■ Material for this exercise:
--*--
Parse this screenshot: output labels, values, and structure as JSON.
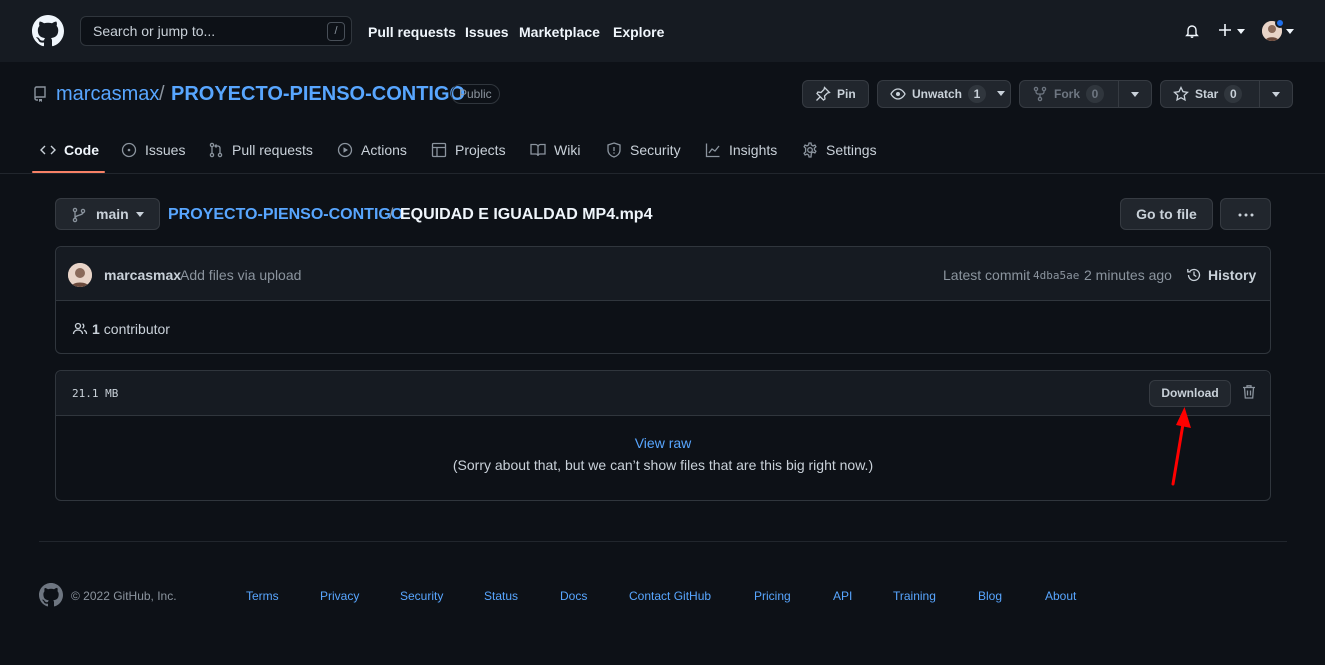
{
  "header": {
    "search_placeholder": "Search or jump to...",
    "search_shortcut": "/",
    "nav": [
      "Pull requests",
      "Issues",
      "Marketplace",
      "Explore"
    ]
  },
  "repo": {
    "owner": "marcasmax",
    "separator": "/",
    "name": "PROYECTO-PIENSO-CONTIGO",
    "visibility": "Public",
    "pin_label": "Pin",
    "unwatch_label": "Unwatch",
    "watch_count": "1",
    "fork_label": "Fork",
    "fork_count": "0",
    "star_label": "Star",
    "star_count": "0"
  },
  "tabs": [
    {
      "label": "Code",
      "icon": "code-icon"
    },
    {
      "label": "Issues",
      "icon": "issue-icon"
    },
    {
      "label": "Pull requests",
      "icon": "pull-request-icon"
    },
    {
      "label": "Actions",
      "icon": "play-icon"
    },
    {
      "label": "Projects",
      "icon": "table-icon"
    },
    {
      "label": "Wiki",
      "icon": "book-icon"
    },
    {
      "label": "Security",
      "icon": "shield-icon"
    },
    {
      "label": "Insights",
      "icon": "graph-icon"
    },
    {
      "label": "Settings",
      "icon": "gear-icon"
    }
  ],
  "file_nav": {
    "branch": "main",
    "repo_crumb": "PROYECTO-PIENSO-CONTIGO",
    "crumb_sep": "/",
    "file_name": "EQUIDAD E IGUALDAD MP4.mp4",
    "goto_file_label": "Go to file"
  },
  "commit": {
    "author": "marcasmax",
    "message": "Add files via upload",
    "latest_label": "Latest commit",
    "sha": "4dba5ae",
    "time_ago": "2 minutes ago",
    "history_label": "History",
    "contributors_count": "1",
    "contributors_label": "contributor"
  },
  "file": {
    "size": "21.1 MB",
    "download_label": "Download",
    "view_raw_label": "View raw",
    "too_big_message": "(Sorry about that, but we can’t show files that are this big right now.)"
  },
  "footer": {
    "copyright": "© 2022 GitHub, Inc.",
    "links": [
      "Terms",
      "Privacy",
      "Security",
      "Status",
      "Docs",
      "Contact GitHub",
      "Pricing",
      "API",
      "Training",
      "Blog",
      "About"
    ]
  },
  "colors": {
    "background": "#0d1117",
    "header": "#161b22",
    "link": "#58a6ff",
    "active_tab_underline": "#f78166",
    "annotation_arrow": "#ff0000"
  }
}
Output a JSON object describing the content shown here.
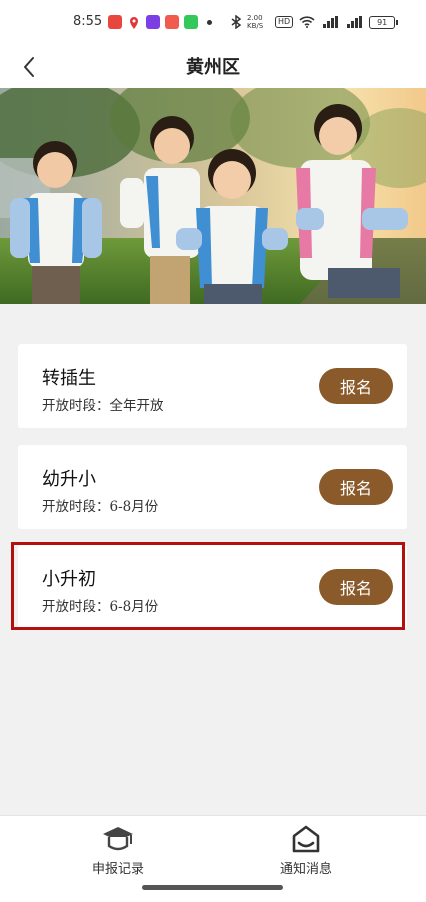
{
  "status_bar": {
    "time": "8:55",
    "network_speed": "2.00 KB/S",
    "hd": "HD",
    "battery": "91"
  },
  "header": {
    "title": "黄州区"
  },
  "cards": [
    {
      "title": "转插生",
      "period": "开放时段：全年开放",
      "button": "报名"
    },
    {
      "title": "幼升小",
      "period": "开放时段：6-8月份",
      "button": "报名"
    },
    {
      "title": "小升初",
      "period": "开放时段：6-8月份",
      "button": "报名"
    }
  ],
  "tabbar": {
    "tabs": [
      {
        "label": "申报记录",
        "icon": "graduation-cap-icon"
      },
      {
        "label": "通知消息",
        "icon": "home-inbox-icon"
      }
    ]
  },
  "colors": {
    "accent": "#8a5a2a",
    "highlight": "#b3100e",
    "background": "#f1f1f1"
  }
}
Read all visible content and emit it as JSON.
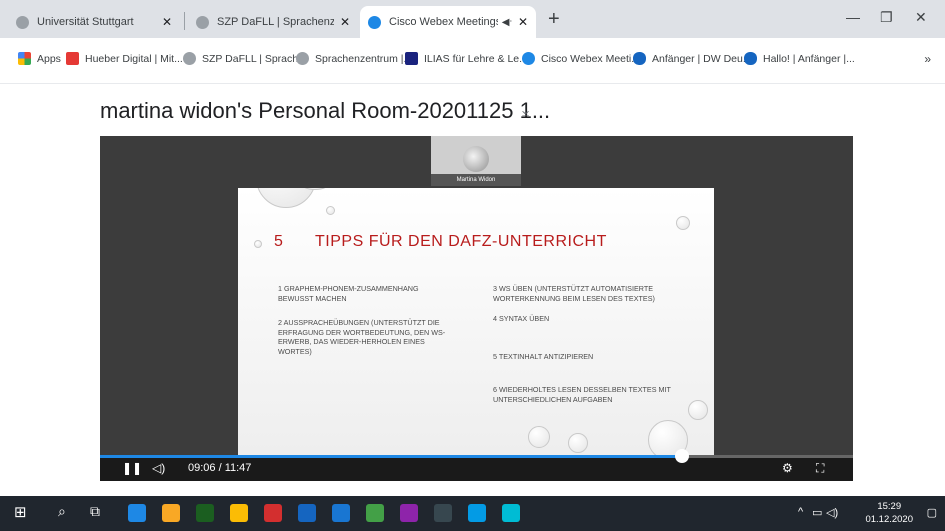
{
  "browser": {
    "tabs": [
      {
        "title": "Universität Stuttgart",
        "active": false,
        "favicon_color": "#9aa0a6"
      },
      {
        "title": "SZP DaFLL | Sprachenzentrum | U",
        "active": false,
        "favicon_color": "#9aa0a6"
      },
      {
        "title": "Cisco Webex Meetings - Rep",
        "active": true,
        "favicon_color": "#1e88e5"
      }
    ],
    "bookmarks": [
      {
        "label": "Apps",
        "icon": "apps-grid-icon",
        "color": "#e53935"
      },
      {
        "label": "Hueber Digital | Mit...",
        "icon": "hueber-icon",
        "color": "#e53935"
      },
      {
        "label": "SZP DaFLL | Sprach...",
        "icon": "uni-icon",
        "color": "#9aa0a6"
      },
      {
        "label": "Sprachenzentrum |...",
        "icon": "uni-icon",
        "color": "#9aa0a6"
      },
      {
        "label": "ILIAS für Lehre & Le...",
        "icon": "ilias-icon",
        "color": "#1a237e"
      },
      {
        "label": "Cisco Webex Meeti...",
        "icon": "webex-icon",
        "color": "#1e88e5"
      },
      {
        "label": "Anfänger | DW Deu...",
        "icon": "dw-icon",
        "color": "#1565c0"
      },
      {
        "label": "Hallo! | Anfänger |...",
        "icon": "dw-icon",
        "color": "#1565c0"
      }
    ]
  },
  "page": {
    "title": "martina widon's Personal Room-20201125 1..."
  },
  "player": {
    "participant_name": "Martina Widon",
    "time": "09:06 / 11:47",
    "progress": 0.773
  },
  "slide": {
    "number": "5",
    "heading": "TIPPS FÜR DEN DAFZ-UNTERRICHT",
    "left_items": [
      "1 Graphem-Phonem-Zusammenhang bewusst machen",
      "2 Ausspracheübungen (unterstützt die Erfragung der Wortbedeutung, den Ws-Erwerb, das Wieder-Herholen eines Wortes)"
    ],
    "right_items": [
      "3 Ws üben (unterstützt automatisierte Worterkennung beim Lesen des Textes)",
      "4 Syntax üben",
      "5 Textinhalt antizipieren",
      "6 Wiederholtes Lesen desselben Textes mit unterschiedlichen Aufgaben"
    ]
  },
  "taskbar": {
    "time": "15:29",
    "date": "01.12.2020",
    "apps": [
      {
        "icon": "edge-icon",
        "color": "#1e88e5"
      },
      {
        "icon": "file-explorer-icon",
        "color": "#f9a825"
      },
      {
        "icon": "excel-icon",
        "color": "#1b5e20"
      },
      {
        "icon": "chrome-icon",
        "color": "#fbbc05"
      },
      {
        "icon": "acrobat-icon",
        "color": "#d32f2f"
      },
      {
        "icon": "word-icon",
        "color": "#1565c0"
      },
      {
        "icon": "outlook-icon",
        "color": "#1976d2"
      },
      {
        "icon": "browser-icon",
        "color": "#43a047"
      },
      {
        "icon": "paint-icon",
        "color": "#8e24aa"
      },
      {
        "icon": "app-ez-icon",
        "color": "#37474f"
      },
      {
        "icon": "skype-icon",
        "color": "#039be5"
      },
      {
        "icon": "webex-icon",
        "color": "#00bcd4"
      }
    ]
  }
}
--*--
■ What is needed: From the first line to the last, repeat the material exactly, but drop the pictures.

■ Exercise output:
Parse this screenshot: output labels, values, and structure as JSON.
{
  "header": {
    "search_placeholder": "Search or jump to...",
    "search_shortcut": "/",
    "nav": [
      "Pull requests",
      "Issues",
      "Marketplace",
      "Explore"
    ]
  },
  "repo": {
    "owner": "marcasmax",
    "separator": "/",
    "name": "PROYECTO-PIENSO-CONTIGO",
    "visibility": "Public",
    "pin_label": "Pin",
    "unwatch_label": "Unwatch",
    "watch_count": "1",
    "fork_label": "Fork",
    "fork_count": "0",
    "star_label": "Star",
    "star_count": "0"
  },
  "tabs": [
    {
      "label": "Code",
      "icon": "code-icon"
    },
    {
      "label": "Issues",
      "icon": "issue-icon"
    },
    {
      "label": "Pull requests",
      "icon": "pull-request-icon"
    },
    {
      "label": "Actions",
      "icon": "play-icon"
    },
    {
      "label": "Projects",
      "icon": "table-icon"
    },
    {
      "label": "Wiki",
      "icon": "book-icon"
    },
    {
      "label": "Security",
      "icon": "shield-icon"
    },
    {
      "label": "Insights",
      "icon": "graph-icon"
    },
    {
      "label": "Settings",
      "icon": "gear-icon"
    }
  ],
  "file_nav": {
    "branch": "main",
    "repo_crumb": "PROYECTO-PIENSO-CONTIGO",
    "crumb_sep": "/",
    "file_name": "EQUIDAD E IGUALDAD MP4.mp4",
    "goto_file_label": "Go to file"
  },
  "commit": {
    "author": "marcasmax",
    "message": "Add files via upload",
    "latest_label": "Latest commit",
    "sha": "4dba5ae",
    "time_ago": "2 minutes ago",
    "history_label": "History",
    "contributors_count": "1",
    "contributors_label": "contributor"
  },
  "file": {
    "size": "21.1 MB",
    "download_label": "Download",
    "view_raw_label": "View raw",
    "too_big_message": "(Sorry about that, but we can’t show files that are this big right now.)"
  },
  "footer": {
    "copyright": "© 2022 GitHub, Inc.",
    "links": [
      "Terms",
      "Privacy",
      "Security",
      "Status",
      "Docs",
      "Contact GitHub",
      "Pricing",
      "API",
      "Training",
      "Blog",
      "About"
    ]
  },
  "colors": {
    "background": "#0d1117",
    "header": "#161b22",
    "link": "#58a6ff",
    "active_tab_underline": "#f78166",
    "annotation_arrow": "#ff0000"
  }
}
Output a JSON object describing the content shown here.
{
  "status_bar": {
    "time": "8:55",
    "network_speed": "2.00 KB/S",
    "hd": "HD",
    "battery": "91"
  },
  "header": {
    "title": "黄州区"
  },
  "cards": [
    {
      "title": "转插生",
      "period": "开放时段：全年开放",
      "button": "报名"
    },
    {
      "title": "幼升小",
      "period": "开放时段：6-8月份",
      "button": "报名"
    },
    {
      "title": "小升初",
      "period": "开放时段：6-8月份",
      "button": "报名"
    }
  ],
  "tabbar": {
    "tabs": [
      {
        "label": "申报记录",
        "icon": "graduation-cap-icon"
      },
      {
        "label": "通知消息",
        "icon": "home-inbox-icon"
      }
    ]
  },
  "colors": {
    "accent": "#8a5a2a",
    "highlight": "#b3100e",
    "background": "#f1f1f1"
  }
}
Read all visible content and emit it as JSON.
{
  "browser": {
    "tabs": [
      {
        "title": "Universität Stuttgart",
        "active": false,
        "favicon_color": "#9aa0a6"
      },
      {
        "title": "SZP DaFLL | Sprachenzentrum | U",
        "active": false,
        "favicon_color": "#9aa0a6"
      },
      {
        "title": "Cisco Webex Meetings - Rep",
        "active": true,
        "favicon_color": "#1e88e5"
      }
    ],
    "bookmarks": [
      {
        "label": "Apps",
        "icon": "apps-grid-icon",
        "color": "#e53935"
      },
      {
        "label": "Hueber Digital | Mit...",
        "icon": "hueber-icon",
        "color": "#e53935"
      },
      {
        "label": "SZP DaFLL | Sprach...",
        "icon": "uni-icon",
        "color": "#9aa0a6"
      },
      {
        "label": "Sprachenzentrum |...",
        "icon": "uni-icon",
        "color": "#9aa0a6"
      },
      {
        "label": "ILIAS für Lehre & Le...",
        "icon": "ilias-icon",
        "color": "#1a237e"
      },
      {
        "label": "Cisco Webex Meeti...",
        "icon": "webex-icon",
        "color": "#1e88e5"
      },
      {
        "label": "Anfänger | DW Deu...",
        "icon": "dw-icon",
        "color": "#1565c0"
      },
      {
        "label": "Hallo! | Anfänger |...",
        "icon": "dw-icon",
        "color": "#1565c0"
      }
    ]
  },
  "page": {
    "title": "martina widon's Personal Room-20201125 1..."
  },
  "player": {
    "participant_name": "Martina Widon",
    "time": "09:06 / 11:47",
    "progress": 0.773
  },
  "slide": {
    "number": "5",
    "heading": "TIPPS FÜR DEN DAFZ-UNTERRICHT",
    "left_items": [
      "1 Graphem-Phonem-Zusammenhang bewusst machen",
      "2 Ausspracheübungen (unterstützt die Erfragung der Wortbedeutung, den Ws-Erwerb, das Wieder-Herholen eines Wortes)"
    ],
    "right_items": [
      "3 Ws üben (unterstützt automatisierte Worterkennung beim Lesen des Textes)",
      "4 Syntax üben",
      "5 Textinhalt antizipieren",
      "6 Wiederholtes Lesen desselben Textes mit unterschiedlichen Aufgaben"
    ]
  },
  "taskbar": {
    "time": "15:29",
    "date": "01.12.2020",
    "apps": [
      {
        "icon": "edge-icon",
        "color": "#1e88e5"
      },
      {
        "icon": "file-explorer-icon",
        "color": "#f9a825"
      },
      {
        "icon": "excel-icon",
        "color": "#1b5e20"
      },
      {
        "icon": "chrome-icon",
        "color": "#fbbc05"
      },
      {
        "icon": "acrobat-icon",
        "color": "#d32f2f"
      },
      {
        "icon": "word-icon",
        "color": "#1565c0"
      },
      {
        "icon": "outlook-icon",
        "color": "#1976d2"
      },
      {
        "icon": "browser-icon",
        "color": "#43a047"
      },
      {
        "icon": "paint-icon",
        "color": "#8e24aa"
      },
      {
        "icon": "app-ez-icon",
        "color": "#37474f"
      },
      {
        "icon": "skype-icon",
        "color": "#039be5"
      },
      {
        "icon": "webex-icon",
        "color": "#00bcd4"
      }
    ]
  }
}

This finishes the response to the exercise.